PY - 2015/12/18

Y1 - 2015/12/18

N2 - The genomic causes and effects of divergent ecological selection during speciation are still poorly understood. Here, we report the discovery and detailed characterization of earlystage adaptive divergence of two cichlid fish ecomorphs in a small (700m diameter) isolated crater lake in Tanzania. The ecomorphs differ in depth preference, male breeding color, body shape, diet and trophic morphology. With whole genome sequences of 146 fish, we identify 98 clearly demarcated genomic ‘islands’ of high differentiation and demonstrate association of genotypes across these islands to divergent mate preferences. The islands contain candidate adaptive genes enriched for functions in sensory perception (including rhodopsin and other twilight vision associated genes), hormone signaling and morphogenesis. Our study suggests mechanisms and genomic regions that may play a role in the closely related mega-radiation of Lake Malawi.

AB - The genomic causes and effects of divergent ecological selection during speciation are still poorly understood.
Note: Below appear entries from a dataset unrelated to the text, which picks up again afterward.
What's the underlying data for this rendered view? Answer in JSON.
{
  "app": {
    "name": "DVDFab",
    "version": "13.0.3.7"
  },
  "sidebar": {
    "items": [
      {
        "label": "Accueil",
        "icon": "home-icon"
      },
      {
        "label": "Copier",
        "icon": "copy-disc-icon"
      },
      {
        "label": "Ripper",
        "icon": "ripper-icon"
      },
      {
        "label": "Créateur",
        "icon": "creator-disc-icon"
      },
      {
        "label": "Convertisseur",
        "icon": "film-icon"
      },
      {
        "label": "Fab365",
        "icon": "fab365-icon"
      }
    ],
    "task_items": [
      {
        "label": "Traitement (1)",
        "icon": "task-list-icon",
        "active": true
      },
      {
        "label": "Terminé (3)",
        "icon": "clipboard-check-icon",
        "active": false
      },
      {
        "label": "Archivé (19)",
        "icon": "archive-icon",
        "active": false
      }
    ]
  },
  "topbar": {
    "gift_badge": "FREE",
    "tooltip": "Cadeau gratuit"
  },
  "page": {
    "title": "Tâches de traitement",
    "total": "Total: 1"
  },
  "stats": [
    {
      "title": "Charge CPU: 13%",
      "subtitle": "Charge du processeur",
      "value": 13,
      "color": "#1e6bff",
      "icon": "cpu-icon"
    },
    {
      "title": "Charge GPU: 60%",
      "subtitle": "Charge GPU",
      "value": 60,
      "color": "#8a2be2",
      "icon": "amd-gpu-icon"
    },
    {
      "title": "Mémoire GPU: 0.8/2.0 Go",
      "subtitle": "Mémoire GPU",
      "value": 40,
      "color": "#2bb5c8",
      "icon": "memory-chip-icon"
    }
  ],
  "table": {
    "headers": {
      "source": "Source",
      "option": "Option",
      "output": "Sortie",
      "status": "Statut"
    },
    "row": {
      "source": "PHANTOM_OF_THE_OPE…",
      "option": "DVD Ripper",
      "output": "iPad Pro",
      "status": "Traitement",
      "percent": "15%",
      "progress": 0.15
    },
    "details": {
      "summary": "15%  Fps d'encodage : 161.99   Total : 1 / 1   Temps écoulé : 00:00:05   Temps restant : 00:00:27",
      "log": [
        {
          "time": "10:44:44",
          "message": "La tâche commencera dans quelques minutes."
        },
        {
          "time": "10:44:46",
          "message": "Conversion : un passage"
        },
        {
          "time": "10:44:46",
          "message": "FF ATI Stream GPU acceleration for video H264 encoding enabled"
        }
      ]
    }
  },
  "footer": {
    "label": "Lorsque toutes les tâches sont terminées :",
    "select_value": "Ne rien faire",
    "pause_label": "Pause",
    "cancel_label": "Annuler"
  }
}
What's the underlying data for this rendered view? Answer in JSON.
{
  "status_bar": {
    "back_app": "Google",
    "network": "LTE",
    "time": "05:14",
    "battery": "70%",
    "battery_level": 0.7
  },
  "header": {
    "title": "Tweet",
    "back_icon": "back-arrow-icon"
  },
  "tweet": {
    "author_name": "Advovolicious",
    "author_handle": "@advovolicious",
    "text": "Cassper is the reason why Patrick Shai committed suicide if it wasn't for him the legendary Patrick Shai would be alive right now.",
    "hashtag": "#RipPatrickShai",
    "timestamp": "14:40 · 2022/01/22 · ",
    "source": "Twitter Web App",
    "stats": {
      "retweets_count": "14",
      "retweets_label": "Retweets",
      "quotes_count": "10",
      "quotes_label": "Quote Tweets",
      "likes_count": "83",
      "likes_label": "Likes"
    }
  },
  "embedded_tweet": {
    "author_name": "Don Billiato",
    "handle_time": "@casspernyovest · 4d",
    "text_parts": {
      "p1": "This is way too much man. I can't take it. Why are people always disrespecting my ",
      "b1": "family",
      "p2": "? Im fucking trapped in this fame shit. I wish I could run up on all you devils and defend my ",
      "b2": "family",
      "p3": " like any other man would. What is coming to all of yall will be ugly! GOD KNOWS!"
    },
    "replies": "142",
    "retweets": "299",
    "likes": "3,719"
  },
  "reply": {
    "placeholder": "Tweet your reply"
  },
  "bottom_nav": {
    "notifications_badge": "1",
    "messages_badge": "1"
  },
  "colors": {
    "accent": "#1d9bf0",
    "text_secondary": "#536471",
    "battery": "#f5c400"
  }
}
Here, we report the discovery and detailed characterization of earlystage adaptive divergence of two cichlid fish ecomorphs in a small (700m diameter) isolated crater lake in Tanzania. The ecomorphs differ in depth preference, male breeding color, body shape, diet and trophic morphology. With whole genome sequences of 146 fish, we identify 98 clearly demarcated genomic ‘islands’ of high differentiation and demonstrate association of genotypes across these islands to divergent mate preferences. The islands contain candidate adaptive genes enriched for functions in sensory perception (including rhodopsin and other twilight vision associated genes), hormone signaling and morphogenesis. Our study suggests mechanisms and genomic regions that may play a role in the closely related mega-radiation of Lake Malawi.

U2 - 10.1126/science.aac9927

DO - 10.1126/science.aac9927

M3 - Article

VL - 350

SP - 1493

EP - 1498

JO - Science

JF - Science

SN - 0036-8075

IS - 6267

ER -